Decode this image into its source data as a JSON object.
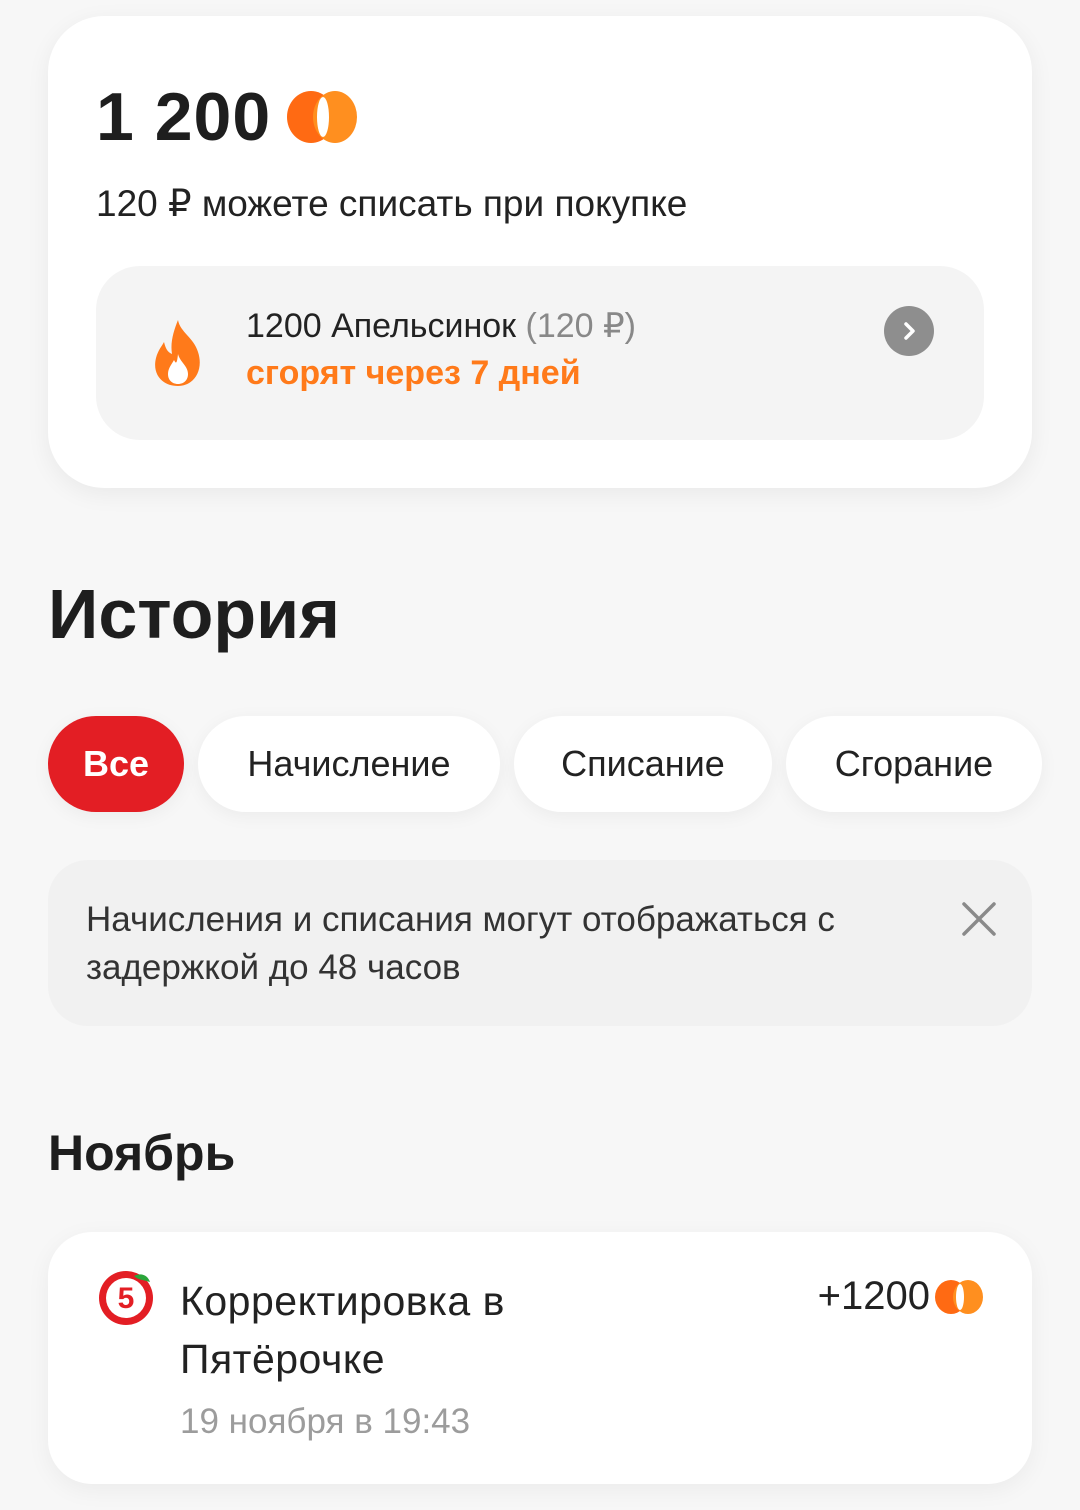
{
  "balance": {
    "amount": "1 200",
    "subtitle": "120 ₽ можете списать при покупке",
    "expire": {
      "points_text": "1200 Апельсинок",
      "rub_text": "(120 ₽)",
      "expire_text": "сгорят через 7 дней"
    }
  },
  "history": {
    "title": "История",
    "filters": [
      "Все",
      "Начисление",
      "Списание",
      "Сгорание"
    ],
    "active_filter": "Все",
    "notice": "Начисления и списания могут отображаться с задержкой до 48 часов"
  },
  "months": [
    {
      "title": "Ноябрь",
      "transactions": [
        {
          "title": "Корректировка в Пятёрочке",
          "date": "19 ноября в 19:43",
          "amount": "+1200"
        }
      ]
    }
  ],
  "colors": {
    "accent_orange": "#ff7a1a",
    "active_chip_red": "#e31e24"
  },
  "icons": {
    "coin": "orange-coin-icon",
    "flame": "flame-icon",
    "chevron": "chevron-right-icon",
    "close": "close-icon",
    "store": "pyaterochka-logo"
  }
}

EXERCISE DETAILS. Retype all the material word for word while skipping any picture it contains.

TASK ANSWER.
Decode this image into its source data as a JSON object.
{
  "balance": {
    "amount": "1 200",
    "subtitle": "120 ₽ можете списать при покупке",
    "expire": {
      "points_text": "1200 Апельсинок",
      "rub_text": "(120 ₽)",
      "expire_text": "сгорят через 7 дней"
    }
  },
  "history": {
    "title": "История",
    "filters": [
      "Все",
      "Начисление",
      "Списание",
      "Сгорание"
    ],
    "active_filter": "Все",
    "notice": "Начисления и списания могут отображаться с задержкой до 48 часов"
  },
  "months": [
    {
      "title": "Ноябрь",
      "transactions": [
        {
          "title": "Корректировка в Пятёрочке",
          "date": "19 ноября в 19:43",
          "amount": "+1200"
        }
      ]
    }
  ],
  "colors": {
    "accent_orange": "#ff7a1a",
    "active_chip_red": "#e31e24"
  },
  "icons": {
    "coin": "orange-coin-icon",
    "flame": "flame-icon",
    "chevron": "chevron-right-icon",
    "close": "close-icon",
    "store": "pyaterochka-logo"
  }
}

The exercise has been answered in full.